▸ Task item
Examine each line of the data. Copy those that contain the string "source".

Interface dataset entries:
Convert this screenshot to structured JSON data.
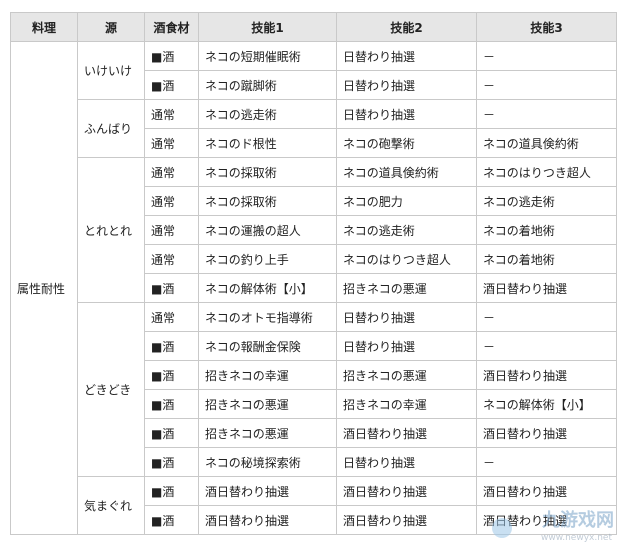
{
  "headers": [
    "料理",
    "源",
    "酒食材",
    "技能1",
    "技能2",
    "技能3"
  ],
  "attribute_label": "属性耐性",
  "groups": [
    {
      "source": "いけいけ",
      "rows": [
        [
          "■酒",
          "ネコの短期催眠術",
          "日替わり抽選",
          "－"
        ],
        [
          "■酒",
          "ネコの蹴脚術",
          "日替わり抽選",
          "－"
        ]
      ]
    },
    {
      "source": "ふんばり",
      "rows": [
        [
          "通常",
          "ネコの逃走術",
          "日替わり抽選",
          "－"
        ],
        [
          "通常",
          "ネコのド根性",
          "ネコの砲撃術",
          "ネコの道具倹約術"
        ]
      ]
    },
    {
      "source": "とれとれ",
      "rows": [
        [
          "通常",
          "ネコの採取術",
          "ネコの道具倹約術",
          "ネコのはりつき超人"
        ],
        [
          "通常",
          "ネコの採取術",
          "ネコの肥力",
          "ネコの逃走術"
        ],
        [
          "通常",
          "ネコの運搬の超人",
          "ネコの逃走術",
          "ネコの着地術"
        ],
        [
          "通常",
          "ネコの釣り上手",
          "ネコのはりつき超人",
          "ネコの着地術"
        ],
        [
          "■酒",
          "ネコの解体術【小】",
          "招きネコの悪運",
          "酒日替わり抽選"
        ]
      ]
    },
    {
      "source": "どきどき",
      "rows": [
        [
          "通常",
          "ネコのオトモ指導術",
          "日替わり抽選",
          "－"
        ],
        [
          "■酒",
          "ネコの報酬金保険",
          "日替わり抽選",
          "－"
        ],
        [
          "■酒",
          "招きネコの幸運",
          "招きネコの悪運",
          "酒日替わり抽選"
        ],
        [
          "■酒",
          "招きネコの悪運",
          "招きネコの幸運",
          "ネコの解体術【小】"
        ],
        [
          "■酒",
          "招きネコの悪運",
          "酒日替わり抽選",
          "酒日替わり抽選"
        ],
        [
          "■酒",
          "ネコの秘境探索術",
          "日替わり抽選",
          "－"
        ]
      ]
    },
    {
      "source": "気まぐれ",
      "rows": [
        [
          "■酒",
          "酒日替わり抽選",
          "酒日替わり抽選",
          "酒日替わり抽選"
        ],
        [
          "■酒",
          "酒日替わり抽選",
          "酒日替わり抽選",
          "酒日替わり抽選"
        ]
      ]
    }
  ],
  "watermark": {
    "text": "九游戏网",
    "url": "www.newyx.net"
  }
}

▸ Exercise output
      "source": "いけいけ",
      "source": "ふんばり",
      "source": "とれとれ",
      "source": "どきどき",
      "source": "気まぐれ",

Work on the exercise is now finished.